Work request: Go through the lines below and count those that contain "JSON"; the number is all that should be returned.

Working data:
■ ■ ■ ■ ■ ■ ■

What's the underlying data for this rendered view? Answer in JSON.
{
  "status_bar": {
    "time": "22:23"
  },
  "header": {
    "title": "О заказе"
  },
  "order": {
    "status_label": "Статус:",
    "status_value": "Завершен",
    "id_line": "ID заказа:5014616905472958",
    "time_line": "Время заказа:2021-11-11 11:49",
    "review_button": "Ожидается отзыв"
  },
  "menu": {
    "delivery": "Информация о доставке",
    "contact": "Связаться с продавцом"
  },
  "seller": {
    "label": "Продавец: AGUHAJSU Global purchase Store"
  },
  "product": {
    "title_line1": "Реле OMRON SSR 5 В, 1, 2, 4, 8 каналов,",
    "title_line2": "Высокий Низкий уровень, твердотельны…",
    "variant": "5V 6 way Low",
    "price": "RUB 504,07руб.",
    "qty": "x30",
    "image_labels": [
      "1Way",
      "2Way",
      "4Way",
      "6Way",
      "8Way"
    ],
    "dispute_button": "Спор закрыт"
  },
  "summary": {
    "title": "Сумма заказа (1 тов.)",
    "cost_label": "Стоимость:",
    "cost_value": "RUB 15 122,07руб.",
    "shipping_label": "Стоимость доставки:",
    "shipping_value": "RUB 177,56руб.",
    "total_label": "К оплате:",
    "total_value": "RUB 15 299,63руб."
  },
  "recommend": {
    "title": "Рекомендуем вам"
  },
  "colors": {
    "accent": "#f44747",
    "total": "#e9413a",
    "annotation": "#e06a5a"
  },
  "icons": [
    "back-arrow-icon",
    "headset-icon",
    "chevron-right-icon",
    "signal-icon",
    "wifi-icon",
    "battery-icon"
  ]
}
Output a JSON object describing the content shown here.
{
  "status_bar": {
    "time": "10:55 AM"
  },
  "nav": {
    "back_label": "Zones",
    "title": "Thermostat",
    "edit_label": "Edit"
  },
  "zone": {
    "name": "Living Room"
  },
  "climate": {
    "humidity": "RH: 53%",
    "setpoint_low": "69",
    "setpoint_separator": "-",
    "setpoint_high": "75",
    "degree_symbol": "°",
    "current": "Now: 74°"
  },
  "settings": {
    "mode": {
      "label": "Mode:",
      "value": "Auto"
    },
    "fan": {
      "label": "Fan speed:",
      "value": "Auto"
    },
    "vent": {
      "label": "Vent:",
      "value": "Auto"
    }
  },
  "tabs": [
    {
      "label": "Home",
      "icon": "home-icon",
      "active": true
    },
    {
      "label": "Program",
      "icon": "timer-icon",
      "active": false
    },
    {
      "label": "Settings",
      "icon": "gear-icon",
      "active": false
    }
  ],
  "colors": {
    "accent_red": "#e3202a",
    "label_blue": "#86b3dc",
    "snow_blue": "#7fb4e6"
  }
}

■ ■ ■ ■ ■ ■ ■

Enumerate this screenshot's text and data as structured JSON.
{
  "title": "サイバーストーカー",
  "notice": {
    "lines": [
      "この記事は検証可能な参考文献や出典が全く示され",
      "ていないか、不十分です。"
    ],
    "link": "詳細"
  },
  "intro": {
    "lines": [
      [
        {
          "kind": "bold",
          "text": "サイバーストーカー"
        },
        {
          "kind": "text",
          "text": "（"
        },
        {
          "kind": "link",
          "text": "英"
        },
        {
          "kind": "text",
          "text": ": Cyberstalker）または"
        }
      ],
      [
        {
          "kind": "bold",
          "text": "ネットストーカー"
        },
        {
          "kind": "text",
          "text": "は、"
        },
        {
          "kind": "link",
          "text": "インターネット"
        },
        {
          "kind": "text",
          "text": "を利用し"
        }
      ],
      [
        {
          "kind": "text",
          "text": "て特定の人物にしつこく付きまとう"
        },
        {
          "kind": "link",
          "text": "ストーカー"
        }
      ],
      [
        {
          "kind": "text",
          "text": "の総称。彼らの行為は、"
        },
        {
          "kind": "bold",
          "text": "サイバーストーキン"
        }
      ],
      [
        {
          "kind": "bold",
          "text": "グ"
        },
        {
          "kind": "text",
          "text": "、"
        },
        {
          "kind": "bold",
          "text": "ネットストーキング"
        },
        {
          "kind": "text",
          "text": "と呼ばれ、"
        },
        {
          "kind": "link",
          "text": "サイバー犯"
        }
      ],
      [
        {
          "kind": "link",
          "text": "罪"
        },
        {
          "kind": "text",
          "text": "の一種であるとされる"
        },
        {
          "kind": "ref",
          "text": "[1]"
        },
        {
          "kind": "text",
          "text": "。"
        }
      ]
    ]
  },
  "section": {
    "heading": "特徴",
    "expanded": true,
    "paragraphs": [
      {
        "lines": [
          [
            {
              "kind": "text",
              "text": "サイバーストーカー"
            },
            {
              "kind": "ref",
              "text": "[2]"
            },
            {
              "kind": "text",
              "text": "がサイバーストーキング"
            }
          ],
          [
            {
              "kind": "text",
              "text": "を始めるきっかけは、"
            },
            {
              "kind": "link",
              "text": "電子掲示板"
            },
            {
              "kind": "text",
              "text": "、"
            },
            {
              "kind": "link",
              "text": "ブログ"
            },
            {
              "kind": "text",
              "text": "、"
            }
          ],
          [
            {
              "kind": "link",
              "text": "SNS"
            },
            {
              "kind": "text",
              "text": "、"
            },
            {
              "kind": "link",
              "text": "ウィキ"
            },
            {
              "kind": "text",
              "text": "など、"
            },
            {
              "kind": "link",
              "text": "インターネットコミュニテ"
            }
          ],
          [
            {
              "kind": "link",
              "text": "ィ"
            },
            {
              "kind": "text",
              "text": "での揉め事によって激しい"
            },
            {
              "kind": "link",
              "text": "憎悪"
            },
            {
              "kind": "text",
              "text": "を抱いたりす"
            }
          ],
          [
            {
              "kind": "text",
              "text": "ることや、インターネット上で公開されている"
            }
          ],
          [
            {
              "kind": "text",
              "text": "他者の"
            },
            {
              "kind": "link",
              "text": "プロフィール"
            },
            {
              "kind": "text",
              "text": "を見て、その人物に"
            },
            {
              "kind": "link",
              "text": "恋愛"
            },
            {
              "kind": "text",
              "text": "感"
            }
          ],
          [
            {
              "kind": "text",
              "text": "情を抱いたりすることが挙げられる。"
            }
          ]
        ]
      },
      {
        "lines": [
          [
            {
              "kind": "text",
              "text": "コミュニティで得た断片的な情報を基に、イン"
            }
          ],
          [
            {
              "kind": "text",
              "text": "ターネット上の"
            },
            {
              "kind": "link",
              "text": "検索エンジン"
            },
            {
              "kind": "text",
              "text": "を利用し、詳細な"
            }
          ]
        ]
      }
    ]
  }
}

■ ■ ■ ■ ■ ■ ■

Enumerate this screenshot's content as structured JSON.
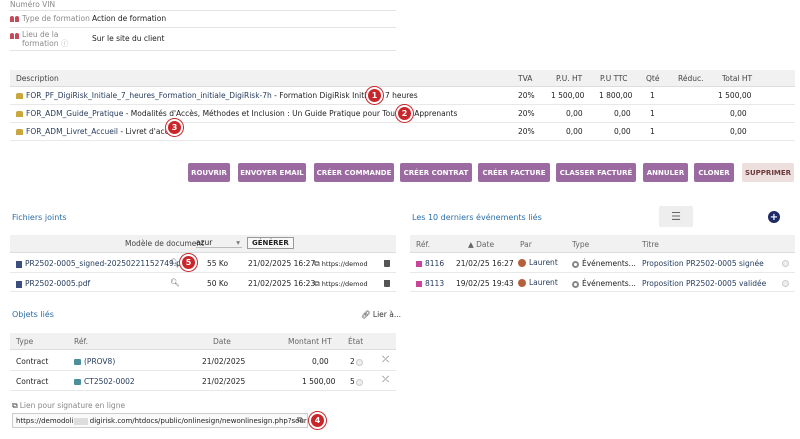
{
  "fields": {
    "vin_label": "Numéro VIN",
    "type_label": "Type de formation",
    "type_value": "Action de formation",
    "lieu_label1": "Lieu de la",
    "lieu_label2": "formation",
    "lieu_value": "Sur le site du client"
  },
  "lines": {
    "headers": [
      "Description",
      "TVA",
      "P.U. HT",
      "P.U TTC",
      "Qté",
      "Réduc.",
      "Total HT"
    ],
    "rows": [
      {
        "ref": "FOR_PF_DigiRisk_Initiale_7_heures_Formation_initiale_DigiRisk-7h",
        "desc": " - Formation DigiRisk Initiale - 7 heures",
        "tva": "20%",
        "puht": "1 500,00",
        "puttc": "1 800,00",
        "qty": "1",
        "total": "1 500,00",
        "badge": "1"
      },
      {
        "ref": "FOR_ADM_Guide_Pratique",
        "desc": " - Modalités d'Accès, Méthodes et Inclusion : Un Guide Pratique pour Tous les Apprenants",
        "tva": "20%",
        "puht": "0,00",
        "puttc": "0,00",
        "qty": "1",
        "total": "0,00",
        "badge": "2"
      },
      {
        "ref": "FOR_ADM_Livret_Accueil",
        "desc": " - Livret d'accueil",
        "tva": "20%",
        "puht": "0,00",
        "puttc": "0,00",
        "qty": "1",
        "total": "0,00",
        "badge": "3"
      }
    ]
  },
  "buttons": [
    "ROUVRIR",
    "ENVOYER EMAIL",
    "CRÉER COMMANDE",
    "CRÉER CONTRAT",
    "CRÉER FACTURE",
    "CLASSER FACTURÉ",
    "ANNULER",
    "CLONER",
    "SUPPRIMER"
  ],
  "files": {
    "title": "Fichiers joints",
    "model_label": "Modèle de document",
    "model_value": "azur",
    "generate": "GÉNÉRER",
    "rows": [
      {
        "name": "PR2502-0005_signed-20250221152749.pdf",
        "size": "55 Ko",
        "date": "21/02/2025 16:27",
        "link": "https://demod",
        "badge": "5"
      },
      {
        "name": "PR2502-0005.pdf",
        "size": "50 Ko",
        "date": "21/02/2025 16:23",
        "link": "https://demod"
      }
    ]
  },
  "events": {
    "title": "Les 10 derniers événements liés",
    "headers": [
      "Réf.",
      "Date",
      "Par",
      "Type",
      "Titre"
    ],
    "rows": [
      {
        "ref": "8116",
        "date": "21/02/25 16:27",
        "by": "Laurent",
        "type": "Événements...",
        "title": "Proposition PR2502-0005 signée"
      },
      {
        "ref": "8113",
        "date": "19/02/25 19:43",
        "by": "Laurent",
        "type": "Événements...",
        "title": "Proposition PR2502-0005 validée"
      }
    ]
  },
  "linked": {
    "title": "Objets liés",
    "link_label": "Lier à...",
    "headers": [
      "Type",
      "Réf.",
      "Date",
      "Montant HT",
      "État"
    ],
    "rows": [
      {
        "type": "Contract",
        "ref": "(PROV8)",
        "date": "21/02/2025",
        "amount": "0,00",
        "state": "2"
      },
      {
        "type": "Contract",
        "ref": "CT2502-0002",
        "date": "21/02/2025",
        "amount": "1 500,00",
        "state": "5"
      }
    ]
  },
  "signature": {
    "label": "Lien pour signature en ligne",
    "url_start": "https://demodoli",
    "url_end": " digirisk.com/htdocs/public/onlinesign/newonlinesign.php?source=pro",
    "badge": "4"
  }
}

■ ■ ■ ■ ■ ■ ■

Expected answer: 4